• [Action item]:
In the following listing, find the lines containing "phone" and report them.

(Provided entries Opens)

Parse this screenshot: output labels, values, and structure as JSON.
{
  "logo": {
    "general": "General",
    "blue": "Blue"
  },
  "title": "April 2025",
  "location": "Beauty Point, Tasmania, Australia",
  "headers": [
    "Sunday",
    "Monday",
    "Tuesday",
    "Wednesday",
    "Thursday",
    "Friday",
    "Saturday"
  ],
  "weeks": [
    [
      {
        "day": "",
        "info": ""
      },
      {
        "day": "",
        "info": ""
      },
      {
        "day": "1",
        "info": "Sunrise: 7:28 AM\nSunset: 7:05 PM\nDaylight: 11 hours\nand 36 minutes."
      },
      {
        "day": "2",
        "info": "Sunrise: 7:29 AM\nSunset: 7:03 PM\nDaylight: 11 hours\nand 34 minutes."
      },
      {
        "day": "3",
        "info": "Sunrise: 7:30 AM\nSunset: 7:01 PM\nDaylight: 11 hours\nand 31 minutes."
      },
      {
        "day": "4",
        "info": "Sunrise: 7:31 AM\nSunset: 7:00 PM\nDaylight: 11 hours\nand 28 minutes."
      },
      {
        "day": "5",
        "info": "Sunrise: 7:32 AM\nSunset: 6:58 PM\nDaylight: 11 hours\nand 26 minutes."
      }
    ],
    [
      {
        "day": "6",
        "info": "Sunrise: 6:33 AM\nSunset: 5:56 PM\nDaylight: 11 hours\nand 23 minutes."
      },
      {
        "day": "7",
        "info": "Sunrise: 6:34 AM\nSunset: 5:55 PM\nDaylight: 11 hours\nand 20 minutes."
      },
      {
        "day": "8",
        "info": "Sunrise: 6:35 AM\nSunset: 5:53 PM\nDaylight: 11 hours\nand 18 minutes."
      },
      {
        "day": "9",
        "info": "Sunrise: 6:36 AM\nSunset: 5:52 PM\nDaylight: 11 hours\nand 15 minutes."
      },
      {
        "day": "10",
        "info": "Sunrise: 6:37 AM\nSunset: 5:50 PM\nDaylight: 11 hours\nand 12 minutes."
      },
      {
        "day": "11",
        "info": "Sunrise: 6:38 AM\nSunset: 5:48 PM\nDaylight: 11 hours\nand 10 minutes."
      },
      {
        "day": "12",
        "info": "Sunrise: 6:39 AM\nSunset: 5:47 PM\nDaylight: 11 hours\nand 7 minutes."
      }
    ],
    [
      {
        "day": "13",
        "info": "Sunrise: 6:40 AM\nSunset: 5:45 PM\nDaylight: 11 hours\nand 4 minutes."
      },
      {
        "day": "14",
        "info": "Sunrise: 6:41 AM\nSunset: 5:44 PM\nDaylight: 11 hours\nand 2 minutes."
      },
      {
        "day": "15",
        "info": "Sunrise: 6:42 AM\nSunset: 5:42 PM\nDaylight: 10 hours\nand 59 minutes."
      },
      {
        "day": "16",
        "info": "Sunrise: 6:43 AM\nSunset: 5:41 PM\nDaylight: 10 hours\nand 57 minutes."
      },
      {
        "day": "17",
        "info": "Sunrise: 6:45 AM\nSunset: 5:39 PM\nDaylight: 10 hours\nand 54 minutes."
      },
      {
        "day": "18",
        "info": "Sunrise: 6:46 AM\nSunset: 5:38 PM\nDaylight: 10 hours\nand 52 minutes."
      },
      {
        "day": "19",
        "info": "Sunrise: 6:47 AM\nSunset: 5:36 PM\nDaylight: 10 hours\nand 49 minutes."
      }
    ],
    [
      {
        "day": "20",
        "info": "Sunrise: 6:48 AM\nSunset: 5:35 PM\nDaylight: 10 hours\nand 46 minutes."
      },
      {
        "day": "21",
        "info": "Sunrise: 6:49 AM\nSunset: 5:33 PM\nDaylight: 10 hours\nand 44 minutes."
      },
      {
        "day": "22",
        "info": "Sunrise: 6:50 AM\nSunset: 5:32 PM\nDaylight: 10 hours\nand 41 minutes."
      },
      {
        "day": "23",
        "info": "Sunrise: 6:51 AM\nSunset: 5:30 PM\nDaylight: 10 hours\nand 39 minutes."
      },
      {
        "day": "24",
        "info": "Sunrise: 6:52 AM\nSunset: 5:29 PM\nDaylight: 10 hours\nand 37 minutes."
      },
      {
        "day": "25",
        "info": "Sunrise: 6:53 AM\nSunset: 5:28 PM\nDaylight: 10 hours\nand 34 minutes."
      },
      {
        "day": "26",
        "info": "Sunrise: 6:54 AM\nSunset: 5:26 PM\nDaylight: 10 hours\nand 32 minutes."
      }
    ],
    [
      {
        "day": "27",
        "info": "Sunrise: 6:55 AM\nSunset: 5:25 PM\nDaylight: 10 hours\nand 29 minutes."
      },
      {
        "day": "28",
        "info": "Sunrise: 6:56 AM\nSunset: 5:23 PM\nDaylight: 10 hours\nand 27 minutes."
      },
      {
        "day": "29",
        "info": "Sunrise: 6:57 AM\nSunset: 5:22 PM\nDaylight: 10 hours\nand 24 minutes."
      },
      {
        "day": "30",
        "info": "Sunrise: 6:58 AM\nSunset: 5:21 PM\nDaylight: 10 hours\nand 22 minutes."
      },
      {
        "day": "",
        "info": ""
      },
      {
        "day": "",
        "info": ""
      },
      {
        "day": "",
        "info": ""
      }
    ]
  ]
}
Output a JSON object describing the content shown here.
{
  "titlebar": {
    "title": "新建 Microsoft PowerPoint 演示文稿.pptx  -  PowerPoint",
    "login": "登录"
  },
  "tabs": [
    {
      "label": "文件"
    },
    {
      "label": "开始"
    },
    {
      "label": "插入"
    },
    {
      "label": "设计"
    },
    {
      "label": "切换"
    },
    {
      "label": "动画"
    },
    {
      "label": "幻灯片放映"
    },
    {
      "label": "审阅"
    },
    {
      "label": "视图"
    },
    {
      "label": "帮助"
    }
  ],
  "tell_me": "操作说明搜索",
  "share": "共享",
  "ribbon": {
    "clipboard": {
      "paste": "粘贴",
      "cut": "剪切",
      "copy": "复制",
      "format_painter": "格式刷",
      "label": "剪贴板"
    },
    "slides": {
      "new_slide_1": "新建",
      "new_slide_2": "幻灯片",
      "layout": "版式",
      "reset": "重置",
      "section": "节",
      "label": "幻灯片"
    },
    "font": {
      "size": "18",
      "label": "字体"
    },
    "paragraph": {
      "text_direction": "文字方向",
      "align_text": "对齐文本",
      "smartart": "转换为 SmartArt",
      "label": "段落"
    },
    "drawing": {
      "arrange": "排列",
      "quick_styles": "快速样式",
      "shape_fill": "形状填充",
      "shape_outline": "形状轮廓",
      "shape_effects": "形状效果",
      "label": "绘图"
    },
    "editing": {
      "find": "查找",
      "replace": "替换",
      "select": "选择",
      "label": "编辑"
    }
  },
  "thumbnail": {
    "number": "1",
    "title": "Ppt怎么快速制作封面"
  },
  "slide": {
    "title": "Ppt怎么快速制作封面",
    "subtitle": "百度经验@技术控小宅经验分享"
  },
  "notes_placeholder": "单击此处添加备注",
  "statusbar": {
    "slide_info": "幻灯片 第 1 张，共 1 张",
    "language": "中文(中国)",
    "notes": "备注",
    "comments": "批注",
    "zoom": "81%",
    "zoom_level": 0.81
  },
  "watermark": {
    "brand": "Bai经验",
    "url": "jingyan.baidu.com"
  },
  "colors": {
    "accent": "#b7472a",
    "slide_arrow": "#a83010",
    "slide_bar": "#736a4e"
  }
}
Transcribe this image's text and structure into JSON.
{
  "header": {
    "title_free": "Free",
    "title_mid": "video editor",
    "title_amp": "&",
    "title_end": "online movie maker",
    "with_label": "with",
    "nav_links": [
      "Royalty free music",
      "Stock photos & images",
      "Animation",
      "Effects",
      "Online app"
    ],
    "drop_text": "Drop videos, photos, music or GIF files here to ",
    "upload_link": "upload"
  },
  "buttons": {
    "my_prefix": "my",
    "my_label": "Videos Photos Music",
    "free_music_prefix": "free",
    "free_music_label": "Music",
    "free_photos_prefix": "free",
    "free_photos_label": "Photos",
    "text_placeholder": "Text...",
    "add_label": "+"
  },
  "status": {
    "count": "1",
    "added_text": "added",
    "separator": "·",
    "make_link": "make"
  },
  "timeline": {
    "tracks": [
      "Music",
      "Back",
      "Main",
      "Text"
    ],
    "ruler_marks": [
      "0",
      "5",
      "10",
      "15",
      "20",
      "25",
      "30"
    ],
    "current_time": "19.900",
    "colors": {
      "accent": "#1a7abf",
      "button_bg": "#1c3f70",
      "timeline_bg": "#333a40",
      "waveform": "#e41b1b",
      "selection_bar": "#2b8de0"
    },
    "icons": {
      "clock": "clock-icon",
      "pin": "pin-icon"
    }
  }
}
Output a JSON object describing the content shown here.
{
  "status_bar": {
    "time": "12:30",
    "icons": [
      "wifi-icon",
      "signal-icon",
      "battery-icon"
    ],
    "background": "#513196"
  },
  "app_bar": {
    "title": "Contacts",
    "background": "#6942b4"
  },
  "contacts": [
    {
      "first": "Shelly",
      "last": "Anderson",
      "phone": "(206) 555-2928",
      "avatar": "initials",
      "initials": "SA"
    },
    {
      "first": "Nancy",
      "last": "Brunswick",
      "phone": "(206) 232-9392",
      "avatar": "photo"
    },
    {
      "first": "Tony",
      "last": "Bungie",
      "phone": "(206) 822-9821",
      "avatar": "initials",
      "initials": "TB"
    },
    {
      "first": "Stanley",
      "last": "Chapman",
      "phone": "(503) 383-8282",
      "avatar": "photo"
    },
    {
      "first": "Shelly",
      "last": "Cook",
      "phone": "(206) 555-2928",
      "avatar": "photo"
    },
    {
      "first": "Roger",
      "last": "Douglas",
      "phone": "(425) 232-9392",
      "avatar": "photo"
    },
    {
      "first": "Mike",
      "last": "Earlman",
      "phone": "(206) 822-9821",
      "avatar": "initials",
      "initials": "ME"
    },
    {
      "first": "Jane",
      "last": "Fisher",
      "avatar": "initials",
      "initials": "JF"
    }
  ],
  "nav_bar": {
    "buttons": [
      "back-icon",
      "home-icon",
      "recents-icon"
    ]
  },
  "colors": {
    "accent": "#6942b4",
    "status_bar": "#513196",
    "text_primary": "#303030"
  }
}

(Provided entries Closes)

• [Exercise response]:
      "phone": "(206) 555-2928",
      "phone": "(206) 232-9392",
      "phone": "(206) 822-9821",
      "phone": "(503) 383-8282",
      "phone": "(206) 555-2928",
      "phone": "(425) 232-9392",
      "phone": "(206) 822-9821",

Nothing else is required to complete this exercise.